Work instruction:
Your answer should be an exact copy of all the entries, free of pictures.
#### Data to process ####
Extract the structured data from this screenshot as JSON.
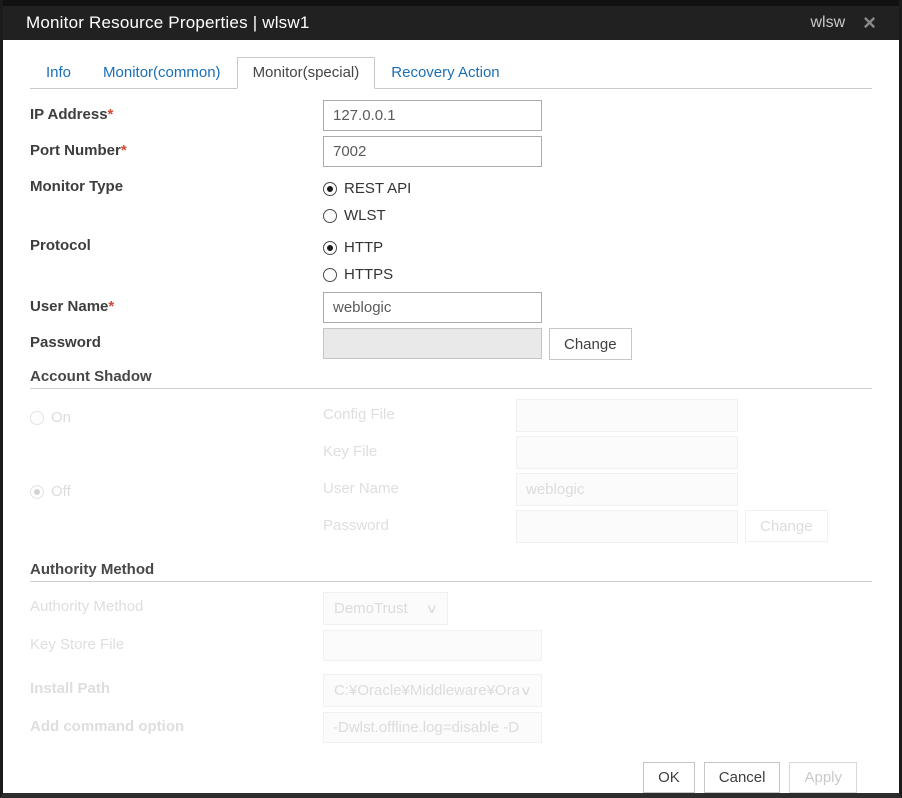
{
  "window": {
    "title": "Monitor Resource Properties | wlsw1",
    "user": "wlsw"
  },
  "icons": {
    "close": "×",
    "chevron_down": "∨"
  },
  "colors": {
    "accent_blue": "#1b6fb5",
    "required_red": "#d14836",
    "titlebar_bg": "#212121"
  },
  "tabs": {
    "items": [
      {
        "label": "Info",
        "active": false
      },
      {
        "label": "Monitor(common)",
        "active": false
      },
      {
        "label": "Monitor(special)",
        "active": true
      },
      {
        "label": "Recovery Action",
        "active": false
      }
    ]
  },
  "form": {
    "ip_address": {
      "label": "IP Address",
      "required": "*",
      "value": "127.0.0.1"
    },
    "port_number": {
      "label": "Port Number",
      "required": "*",
      "value": "7002"
    },
    "monitor_type": {
      "label": "Monitor Type",
      "options": [
        "REST API",
        "WLST"
      ],
      "selected": "REST API"
    },
    "protocol": {
      "label": "Protocol",
      "options": [
        "HTTP",
        "HTTPS"
      ],
      "selected": "HTTP"
    },
    "user_name": {
      "label": "User Name",
      "required": "*",
      "value": "weblogic"
    },
    "password": {
      "label": "Password",
      "value": "",
      "change_label": "Change"
    }
  },
  "account_shadow": {
    "heading": "Account Shadow",
    "on_label": "On",
    "off_label": "Off",
    "selected": "Off",
    "config_file": {
      "label": "Config File",
      "value": ""
    },
    "key_file": {
      "label": "Key File",
      "value": ""
    },
    "user_name": {
      "label": "User Name",
      "value": "weblogic"
    },
    "password": {
      "label": "Password",
      "value": "",
      "change_label": "Change"
    }
  },
  "authority": {
    "heading": "Authority Method",
    "authority_method": {
      "label": "Authority Method",
      "value": "DemoTrust"
    },
    "key_store_file": {
      "label": "Key Store File",
      "value": ""
    }
  },
  "install_path": {
    "label": "Install Path",
    "value": "C:¥Oracle¥Middleware¥Ora"
  },
  "add_command_option": {
    "label": "Add command option",
    "value": "-Dwlst.offline.log=disable -D"
  },
  "footer": {
    "ok": "OK",
    "cancel": "Cancel",
    "apply": "Apply"
  }
}
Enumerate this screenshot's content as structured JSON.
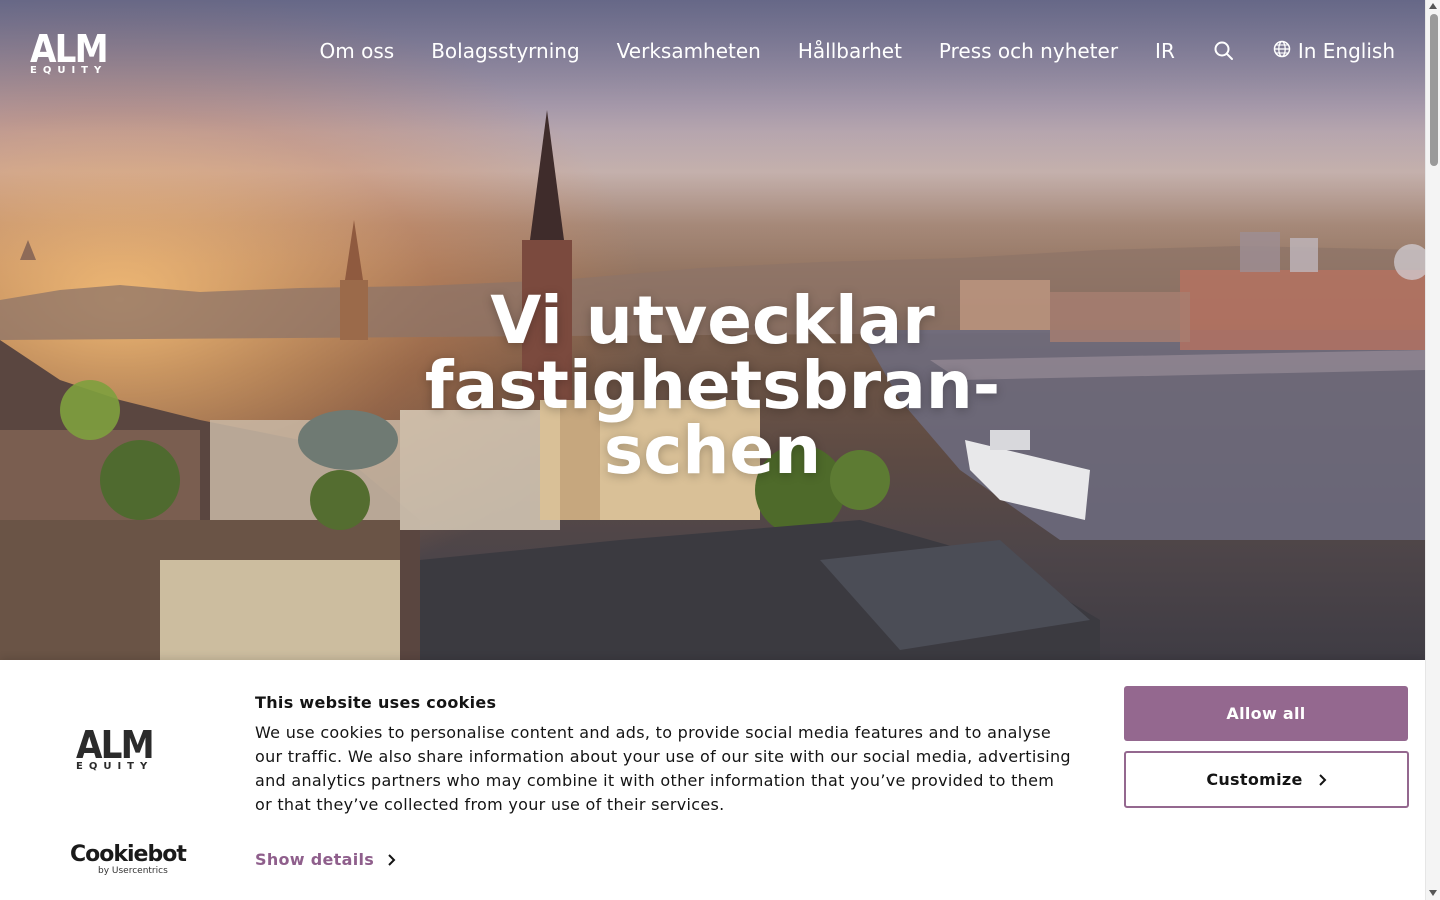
{
  "header": {
    "logo": {
      "main": "ALM",
      "sub": "EQUITY"
    },
    "nav": [
      {
        "label": "Om oss"
      },
      {
        "label": "Bolagsstyrning"
      },
      {
        "label": "Verksamheten"
      },
      {
        "label": "Hållbarhet"
      },
      {
        "label": "Press och nyheter"
      },
      {
        "label": "IR"
      }
    ],
    "search_icon": "search-icon",
    "language": {
      "icon": "globe-icon",
      "label": "In English"
    }
  },
  "hero": {
    "title_lines": [
      "Vi utvecklar",
      "fastighetsbran-",
      "schen"
    ]
  },
  "cookie_banner": {
    "logo": {
      "main": "ALM",
      "sub": "EQUITY"
    },
    "title": "This website uses cookies",
    "text": "We use cookies to personalise content and ads, to provide social media features and to analyse our traffic. We also share information about your use of our site with our social media, advertising and analytics partners who may combine it with other information that you’ve provided to them or that they’ve collected from your use of their services.",
    "show_details": "Show details",
    "allow_all": "Allow all",
    "customize": "Customize",
    "provider": {
      "brand": "Cookiebot",
      "by": "by Usercentrics"
    }
  },
  "colors": {
    "accent": "#94688f",
    "accent_text": "#8f5f8c",
    "text": "#141414"
  }
}
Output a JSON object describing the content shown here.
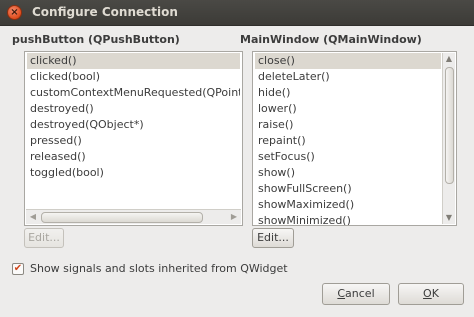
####
Response:
Extract the structured data from this screenshot as JSON.
{
  "window": {
    "title": "Monitor Resource Properties | wlsw1",
    "user": "wlsw"
  },
  "icons": {
    "close": "×",
    "chevron_down": "∨"
  },
  "colors": {
    "accent_blue": "#1b6fb5",
    "required_red": "#d14836",
    "titlebar_bg": "#212121"
  },
  "tabs": {
    "items": [
      {
        "label": "Info",
        "active": false
      },
      {
        "label": "Monitor(common)",
        "active": false
      },
      {
        "label": "Monitor(special)",
        "active": true
      },
      {
        "label": "Recovery Action",
        "active": false
      }
    ]
  },
  "form": {
    "ip_address": {
      "label": "IP Address",
      "required": "*",
      "value": "127.0.0.1"
    },
    "port_number": {
      "label": "Port Number",
      "required": "*",
      "value": "7002"
    },
    "monitor_type": {
      "label": "Monitor Type",
      "options": [
        "REST API",
        "WLST"
      ],
      "selected": "REST API"
    },
    "protocol": {
      "label": "Protocol",
      "options": [
        "HTTP",
        "HTTPS"
      ],
      "selected": "HTTP"
    },
    "user_name": {
      "label": "User Name",
      "required": "*",
      "value": "weblogic"
    },
    "password": {
      "label": "Password",
      "value": "",
      "change_label": "Change"
    }
  },
  "account_shadow": {
    "heading": "Account Shadow",
    "on_label": "On",
    "off_label": "Off",
    "selected": "Off",
    "config_file": {
      "label": "Config File",
      "value": ""
    },
    "key_file": {
      "label": "Key File",
      "value": ""
    },
    "user_name": {
      "label": "User Name",
      "value": "weblogic"
    },
    "password": {
      "label": "Password",
      "value": "",
      "change_label": "Change"
    }
  },
  "authority": {
    "heading": "Authority Method",
    "authority_method": {
      "label": "Authority Method",
      "value": "DemoTrust"
    },
    "key_store_file": {
      "label": "Key Store File",
      "value": ""
    }
  },
  "install_path": {
    "label": "Install Path",
    "value": "C:¥Oracle¥Middleware¥Ora"
  },
  "add_command_option": {
    "label": "Add command option",
    "value": "-Dwlst.offline.log=disable -D"
  },
  "footer": {
    "ok": "OK",
    "cancel": "Cancel",
    "apply": "Apply"
  }
}
Enumerate this screenshot's content as structured JSON.
{
  "header": {
    "logo": {
      "main": "ALM",
      "sub": "EQUITY"
    },
    "nav": [
      {
        "label": "Om oss"
      },
      {
        "label": "Bolagsstyrning"
      },
      {
        "label": "Verksamheten"
      },
      {
        "label": "Hållbarhet"
      },
      {
        "label": "Press och nyheter"
      },
      {
        "label": "IR"
      }
    ],
    "search_icon": "search-icon",
    "language": {
      "icon": "globe-icon",
      "label": "In English"
    }
  },
  "hero": {
    "title_lines": [
      "Vi utvecklar",
      "fastighetsbran-",
      "schen"
    ]
  },
  "cookie_banner": {
    "logo": {
      "main": "ALM",
      "sub": "EQUITY"
    },
    "title": "This website uses cookies",
    "text": "We use cookies to personalise content and ads, to provide social media features and to analyse our traffic. We also share information about your use of our site with our social media, advertising and analytics partners who may combine it with other information that you’ve provided to them or that they’ve collected from your use of their services.",
    "show_details": "Show details",
    "allow_all": "Allow all",
    "customize": "Customize",
    "provider": {
      "brand": "Cookiebot",
      "by": "by Usercentrics"
    }
  },
  "colors": {
    "accent": "#94688f",
    "accent_text": "#8f5f8c",
    "text": "#141414"
  }
}
Output a JSON object describing the content shown here.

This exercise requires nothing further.